Focus on writing strategies #3:
Revision is the most important step, but the hardest. Research: Bigger changes make better results.
After you read this, go to the
BBS and revise! Here are some things to think about.

1. Meaning

Take out irrelevant things.
Add and subtract volume to stress points.

2. Layout

Essays in English often have an introduction, thesis, supporting paragraphs, and a conclusion. Layouts vary to the type of text, but at the least, you should have your main point near the beginning and a conclusion at the end.

This is a typical layout for a writing test like TOEFL or IELTS. Notice the introduction and conclusion.


Are you going to take the TOEFL or IELTS someday?  Go here to see a much deeper explanation of this type of essay.

3. The Given / New Principle.

  In order to connect sentences inside a paragraph and make the meaning flow forward, you can change the order of the clauses within the sentences.

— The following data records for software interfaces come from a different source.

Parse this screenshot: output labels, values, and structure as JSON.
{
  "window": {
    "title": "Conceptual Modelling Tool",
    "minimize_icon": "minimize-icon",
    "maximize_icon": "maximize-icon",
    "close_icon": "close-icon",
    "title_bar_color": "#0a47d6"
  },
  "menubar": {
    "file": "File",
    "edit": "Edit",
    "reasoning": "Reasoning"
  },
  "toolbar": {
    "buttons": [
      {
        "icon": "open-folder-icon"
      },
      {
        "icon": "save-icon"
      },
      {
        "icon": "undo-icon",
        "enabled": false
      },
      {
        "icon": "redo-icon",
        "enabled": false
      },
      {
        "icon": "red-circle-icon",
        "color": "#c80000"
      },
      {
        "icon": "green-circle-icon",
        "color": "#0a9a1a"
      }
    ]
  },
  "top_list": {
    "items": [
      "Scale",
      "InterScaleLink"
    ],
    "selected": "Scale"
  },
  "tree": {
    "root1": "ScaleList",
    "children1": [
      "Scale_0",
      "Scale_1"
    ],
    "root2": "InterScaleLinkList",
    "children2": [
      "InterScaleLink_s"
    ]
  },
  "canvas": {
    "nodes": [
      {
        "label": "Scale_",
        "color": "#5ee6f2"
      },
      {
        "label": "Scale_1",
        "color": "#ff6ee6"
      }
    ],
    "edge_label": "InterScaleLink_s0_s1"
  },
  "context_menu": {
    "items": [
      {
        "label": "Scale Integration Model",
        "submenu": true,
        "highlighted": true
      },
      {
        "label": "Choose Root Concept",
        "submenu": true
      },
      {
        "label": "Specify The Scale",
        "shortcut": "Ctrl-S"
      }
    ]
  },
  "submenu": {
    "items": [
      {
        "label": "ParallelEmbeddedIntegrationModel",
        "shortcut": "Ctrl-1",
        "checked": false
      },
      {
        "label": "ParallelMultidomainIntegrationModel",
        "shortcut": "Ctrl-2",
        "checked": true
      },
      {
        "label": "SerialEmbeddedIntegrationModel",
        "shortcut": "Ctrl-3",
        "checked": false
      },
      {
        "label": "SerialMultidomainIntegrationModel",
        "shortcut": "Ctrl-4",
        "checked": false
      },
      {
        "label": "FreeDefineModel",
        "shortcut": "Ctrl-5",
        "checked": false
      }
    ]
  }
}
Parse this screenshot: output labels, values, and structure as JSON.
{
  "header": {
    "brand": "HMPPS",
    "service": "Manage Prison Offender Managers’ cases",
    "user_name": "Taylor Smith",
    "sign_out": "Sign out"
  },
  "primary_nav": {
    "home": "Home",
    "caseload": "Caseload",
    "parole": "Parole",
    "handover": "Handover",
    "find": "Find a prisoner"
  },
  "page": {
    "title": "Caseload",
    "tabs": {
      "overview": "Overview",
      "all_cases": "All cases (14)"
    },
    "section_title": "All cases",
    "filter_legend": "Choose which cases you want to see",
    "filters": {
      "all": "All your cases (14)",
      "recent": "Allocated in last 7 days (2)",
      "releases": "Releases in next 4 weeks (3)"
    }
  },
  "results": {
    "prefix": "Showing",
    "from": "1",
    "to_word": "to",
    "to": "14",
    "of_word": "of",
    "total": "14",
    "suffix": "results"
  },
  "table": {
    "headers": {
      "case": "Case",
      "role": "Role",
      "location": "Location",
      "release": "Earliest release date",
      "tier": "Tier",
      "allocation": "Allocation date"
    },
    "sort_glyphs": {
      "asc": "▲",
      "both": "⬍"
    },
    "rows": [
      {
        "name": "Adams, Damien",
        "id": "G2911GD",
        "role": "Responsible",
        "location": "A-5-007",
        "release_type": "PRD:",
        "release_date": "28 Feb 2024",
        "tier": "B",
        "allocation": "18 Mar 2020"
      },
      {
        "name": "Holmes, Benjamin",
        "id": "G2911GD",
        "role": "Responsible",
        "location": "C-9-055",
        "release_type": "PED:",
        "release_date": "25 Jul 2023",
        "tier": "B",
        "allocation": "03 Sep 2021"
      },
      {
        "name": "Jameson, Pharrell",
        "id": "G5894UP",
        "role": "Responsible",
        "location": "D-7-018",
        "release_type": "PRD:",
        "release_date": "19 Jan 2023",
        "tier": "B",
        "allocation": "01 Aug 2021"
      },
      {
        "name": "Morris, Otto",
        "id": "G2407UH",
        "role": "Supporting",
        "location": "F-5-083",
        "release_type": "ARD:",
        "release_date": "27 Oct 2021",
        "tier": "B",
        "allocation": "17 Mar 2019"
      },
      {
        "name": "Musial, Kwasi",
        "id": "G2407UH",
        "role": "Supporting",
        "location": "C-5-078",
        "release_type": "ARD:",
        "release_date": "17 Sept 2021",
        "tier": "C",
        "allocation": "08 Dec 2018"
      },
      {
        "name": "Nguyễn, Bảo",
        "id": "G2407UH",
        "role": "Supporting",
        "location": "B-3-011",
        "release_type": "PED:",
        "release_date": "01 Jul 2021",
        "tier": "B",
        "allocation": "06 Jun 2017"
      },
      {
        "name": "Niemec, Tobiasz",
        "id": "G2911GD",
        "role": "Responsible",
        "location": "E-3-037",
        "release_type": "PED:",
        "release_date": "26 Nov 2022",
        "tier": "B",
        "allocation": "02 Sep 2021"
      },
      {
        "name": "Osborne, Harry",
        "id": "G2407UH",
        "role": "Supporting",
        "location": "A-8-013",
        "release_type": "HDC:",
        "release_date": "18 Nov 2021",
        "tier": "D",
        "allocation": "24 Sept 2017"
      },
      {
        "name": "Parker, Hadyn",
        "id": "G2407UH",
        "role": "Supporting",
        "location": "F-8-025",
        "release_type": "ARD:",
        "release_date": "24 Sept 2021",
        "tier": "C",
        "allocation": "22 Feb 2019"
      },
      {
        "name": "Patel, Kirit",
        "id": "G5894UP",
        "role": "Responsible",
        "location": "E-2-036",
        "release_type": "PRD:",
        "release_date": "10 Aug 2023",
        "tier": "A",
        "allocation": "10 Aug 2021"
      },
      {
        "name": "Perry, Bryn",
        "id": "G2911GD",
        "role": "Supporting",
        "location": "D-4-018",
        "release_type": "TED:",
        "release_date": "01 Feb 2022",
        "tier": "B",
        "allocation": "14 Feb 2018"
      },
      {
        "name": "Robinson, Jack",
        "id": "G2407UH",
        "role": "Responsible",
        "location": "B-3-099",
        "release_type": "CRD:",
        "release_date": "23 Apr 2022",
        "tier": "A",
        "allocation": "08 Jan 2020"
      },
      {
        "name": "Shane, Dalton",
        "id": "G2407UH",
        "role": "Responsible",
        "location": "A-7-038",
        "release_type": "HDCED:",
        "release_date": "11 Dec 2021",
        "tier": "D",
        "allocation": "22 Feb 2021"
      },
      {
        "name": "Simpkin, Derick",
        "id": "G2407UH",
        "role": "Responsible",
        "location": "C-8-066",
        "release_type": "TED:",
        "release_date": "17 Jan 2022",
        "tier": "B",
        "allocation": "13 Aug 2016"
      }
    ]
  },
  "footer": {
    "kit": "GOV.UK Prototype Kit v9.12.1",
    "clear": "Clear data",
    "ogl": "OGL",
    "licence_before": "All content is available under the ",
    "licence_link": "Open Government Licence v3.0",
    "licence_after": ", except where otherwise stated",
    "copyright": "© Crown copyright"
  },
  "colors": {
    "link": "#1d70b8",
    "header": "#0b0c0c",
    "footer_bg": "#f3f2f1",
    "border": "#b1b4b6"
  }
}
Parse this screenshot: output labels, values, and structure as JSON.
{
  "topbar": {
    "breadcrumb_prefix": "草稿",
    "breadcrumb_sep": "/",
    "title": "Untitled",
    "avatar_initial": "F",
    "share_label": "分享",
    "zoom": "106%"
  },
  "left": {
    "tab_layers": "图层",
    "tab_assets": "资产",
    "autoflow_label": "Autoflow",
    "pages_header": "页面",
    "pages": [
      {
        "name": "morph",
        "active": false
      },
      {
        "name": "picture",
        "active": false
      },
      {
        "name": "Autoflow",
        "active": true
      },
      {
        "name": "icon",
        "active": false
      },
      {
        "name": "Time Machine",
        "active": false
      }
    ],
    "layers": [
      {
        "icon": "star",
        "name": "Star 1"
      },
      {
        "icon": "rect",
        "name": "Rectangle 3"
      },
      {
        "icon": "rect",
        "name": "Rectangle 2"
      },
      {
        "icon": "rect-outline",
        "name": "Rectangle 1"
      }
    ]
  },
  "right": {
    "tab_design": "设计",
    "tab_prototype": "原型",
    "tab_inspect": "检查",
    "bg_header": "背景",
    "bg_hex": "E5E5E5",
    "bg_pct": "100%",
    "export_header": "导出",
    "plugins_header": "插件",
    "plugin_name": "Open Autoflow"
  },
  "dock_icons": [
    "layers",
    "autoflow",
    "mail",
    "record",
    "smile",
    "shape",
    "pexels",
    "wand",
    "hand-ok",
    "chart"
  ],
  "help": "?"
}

  For example:
Our school is in a very old building. There is a new media center in front of the old building.
({? + N}, {N + G})
  is not as good as:
Our school is in a very old building. In front of the old building, there is a new media center.
({? + N}, {G + N})

The second set of sentences link well. First, school to old building (N), and then it continues, old building
(G), to media center ( N). The new information is added to the information we already know from the last sentence.  However, in the first set of sentences it goes from school to old building(N),, then to media center(N), and then back to old building(G). This is strange.

  Here's another example:
Some students never clean the classroom. The whole school seems dirty if we don't clean the classrooms.
({? + N}, {N + G})
  is not as good as:
Some students never clean the classroom.
If we don't clean the classrooms, the whole school seems dirty.
({? + N}, {G + N})

The ideal text flows: {G + N},   {G + N},   {G + N},   {G + N} as much as possible.

*Note: Some sentences can not be connected like this. For example, if you're logically adding something new (N).

4. Grammar and Vocabulary
  Look hard. Did you make the right choices? Voice it out to yourself. You should be able to see some areas to improve.